The net-equipped SpaceX boat GO Ms. Tree catches a Falcon 9 payload fairing half on Aug. 18, 2020. (Image credit: Elon Musk via Twitter)

Starlink is SpaceX's burgeoning constellation of internet satellites. The company has launched nearly 600 Starlink craft to date, and many more will go up in the near future: SpaceX has permission to launch 12,000 such satellites and has applied for approval to loft up to 30,000 on top of that.

The three other satellites that went up Tuesday are SkySats. They belong to San Francisco-based company Planet, which operates the world's largest constellation of Earth-observing spacecraft. 

Mike Wall is the author of "Out There" (Grand Central Publishing, 2018; illustrated by Karl Tate), a book about the search for alien life. Follow him on Twitter @michaeldwall. Follow us on Twitter @Spacedotcom or Facebook. 

  • JDnHuntsvileAL
    "...the fairings, which cost about $6 million each ..."

    That's a ridiculous amount for something whose only function is to divert the air a bit. They could make them a LOT, LOT cheaper and let them just burn up on reentry.
    Reply
  • Vikk
    It looks like an animation.
    Reply
  • JDnHuntsvileAL
    Not sure if you're saying you believe it is an animation or that the quality of it is as good as an animation, but the article states: "...a success captured by a camera-equipped drone. "
    Reply
  • DocM
    JDnHuntsvileAL said:
    "...the fairings, which cost about $6 million each ..."
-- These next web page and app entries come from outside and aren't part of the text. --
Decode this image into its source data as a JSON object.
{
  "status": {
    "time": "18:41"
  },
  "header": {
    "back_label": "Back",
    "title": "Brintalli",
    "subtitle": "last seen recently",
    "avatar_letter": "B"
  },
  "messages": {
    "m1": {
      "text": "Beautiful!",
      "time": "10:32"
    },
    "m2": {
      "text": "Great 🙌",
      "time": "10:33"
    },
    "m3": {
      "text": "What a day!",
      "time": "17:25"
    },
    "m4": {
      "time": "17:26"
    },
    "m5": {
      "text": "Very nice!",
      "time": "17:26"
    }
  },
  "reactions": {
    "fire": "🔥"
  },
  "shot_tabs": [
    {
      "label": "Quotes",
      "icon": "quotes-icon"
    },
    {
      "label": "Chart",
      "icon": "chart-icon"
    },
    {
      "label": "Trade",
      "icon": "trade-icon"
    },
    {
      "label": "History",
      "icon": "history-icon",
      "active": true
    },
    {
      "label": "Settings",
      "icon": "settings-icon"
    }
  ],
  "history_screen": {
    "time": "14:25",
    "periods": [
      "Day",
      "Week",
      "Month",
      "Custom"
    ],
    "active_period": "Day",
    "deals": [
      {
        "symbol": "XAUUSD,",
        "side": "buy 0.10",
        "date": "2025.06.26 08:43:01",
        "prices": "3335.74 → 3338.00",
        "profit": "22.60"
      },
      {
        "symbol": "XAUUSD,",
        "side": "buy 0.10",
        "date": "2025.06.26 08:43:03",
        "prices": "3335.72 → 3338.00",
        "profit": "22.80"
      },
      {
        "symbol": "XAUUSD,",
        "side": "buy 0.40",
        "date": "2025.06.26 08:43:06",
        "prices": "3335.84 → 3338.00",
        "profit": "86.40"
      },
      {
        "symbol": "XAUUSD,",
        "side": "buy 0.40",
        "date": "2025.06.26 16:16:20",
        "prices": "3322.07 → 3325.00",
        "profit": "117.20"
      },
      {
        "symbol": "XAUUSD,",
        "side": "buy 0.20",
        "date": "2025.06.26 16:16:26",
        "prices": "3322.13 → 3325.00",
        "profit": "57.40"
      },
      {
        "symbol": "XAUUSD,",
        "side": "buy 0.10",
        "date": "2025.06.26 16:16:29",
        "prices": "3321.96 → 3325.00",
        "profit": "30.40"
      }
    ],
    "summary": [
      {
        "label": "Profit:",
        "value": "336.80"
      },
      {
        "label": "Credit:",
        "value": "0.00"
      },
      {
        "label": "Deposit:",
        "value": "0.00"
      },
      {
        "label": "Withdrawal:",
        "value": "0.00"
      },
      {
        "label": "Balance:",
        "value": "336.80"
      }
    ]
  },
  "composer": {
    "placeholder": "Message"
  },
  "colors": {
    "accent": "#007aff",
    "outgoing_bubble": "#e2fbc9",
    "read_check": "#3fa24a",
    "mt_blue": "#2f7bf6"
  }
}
    That's a ridiculous amount for something whose only function is to divert the air a bit. They could make them a LOT, LOT cheaper and let them just burn up on reentry.
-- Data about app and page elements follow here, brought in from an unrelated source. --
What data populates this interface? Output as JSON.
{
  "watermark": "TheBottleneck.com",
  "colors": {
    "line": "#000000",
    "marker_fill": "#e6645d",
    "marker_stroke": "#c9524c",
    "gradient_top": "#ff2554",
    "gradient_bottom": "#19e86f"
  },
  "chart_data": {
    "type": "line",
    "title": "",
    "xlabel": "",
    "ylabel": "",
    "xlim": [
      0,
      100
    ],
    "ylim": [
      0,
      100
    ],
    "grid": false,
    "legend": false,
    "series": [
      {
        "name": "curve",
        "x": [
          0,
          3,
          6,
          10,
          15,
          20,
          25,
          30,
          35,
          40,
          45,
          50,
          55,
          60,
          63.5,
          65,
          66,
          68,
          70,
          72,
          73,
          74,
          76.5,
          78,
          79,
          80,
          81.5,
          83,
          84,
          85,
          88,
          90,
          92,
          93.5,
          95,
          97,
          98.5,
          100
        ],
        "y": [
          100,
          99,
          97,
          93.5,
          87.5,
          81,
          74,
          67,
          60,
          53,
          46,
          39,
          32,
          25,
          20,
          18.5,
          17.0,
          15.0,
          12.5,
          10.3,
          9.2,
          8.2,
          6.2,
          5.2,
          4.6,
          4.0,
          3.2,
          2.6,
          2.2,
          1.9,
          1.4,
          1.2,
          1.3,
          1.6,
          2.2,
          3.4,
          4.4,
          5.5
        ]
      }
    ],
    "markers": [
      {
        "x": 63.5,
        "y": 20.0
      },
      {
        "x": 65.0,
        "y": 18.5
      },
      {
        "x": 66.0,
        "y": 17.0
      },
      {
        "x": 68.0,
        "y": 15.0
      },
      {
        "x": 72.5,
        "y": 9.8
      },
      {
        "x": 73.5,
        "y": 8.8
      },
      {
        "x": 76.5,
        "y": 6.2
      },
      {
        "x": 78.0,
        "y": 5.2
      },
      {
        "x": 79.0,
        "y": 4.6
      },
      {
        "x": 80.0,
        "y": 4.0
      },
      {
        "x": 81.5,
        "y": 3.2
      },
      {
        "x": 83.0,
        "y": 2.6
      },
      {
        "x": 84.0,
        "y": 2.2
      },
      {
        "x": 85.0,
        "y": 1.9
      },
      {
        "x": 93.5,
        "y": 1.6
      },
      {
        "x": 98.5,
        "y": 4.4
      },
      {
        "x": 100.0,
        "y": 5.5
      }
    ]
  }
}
    It's math.

    SpaceX launches 20-25 commercial & govt. satellites a year, plus they're launching their own Starlink worldwide data constellation; 12,000 satellites at 60 satellites/launch just for Phase 1. Phase 2 would add another 30,000 satellites.

    Launching Starlink Phase 1 using disposable Falcon 9 fairings would increase its deployment cost by $1.2 billion.

    Starlink Phase 2 will launch using their in development, massive, and fully reusable Starship multi-purpose vehicle - 400 satellites at a time.

    Starship is 9 meters wide and 50 meters long, with 6 massive Raptor engines for propulsion and 1,000 cubic meters of payload bay.
    Reply
  • JDnHuntsvileAL
    What math? You don't show anything which disputes my comment. The fact that they are going to be deploying lots of stuff doesn't negate what I said. Remember, a lot of that $6 million for the reusable fairings is the cost to clean them up and get them ready FOR reuse. I'd be willing to bet THAT cost is more than just using new, cheap, disposable ones.
    Reply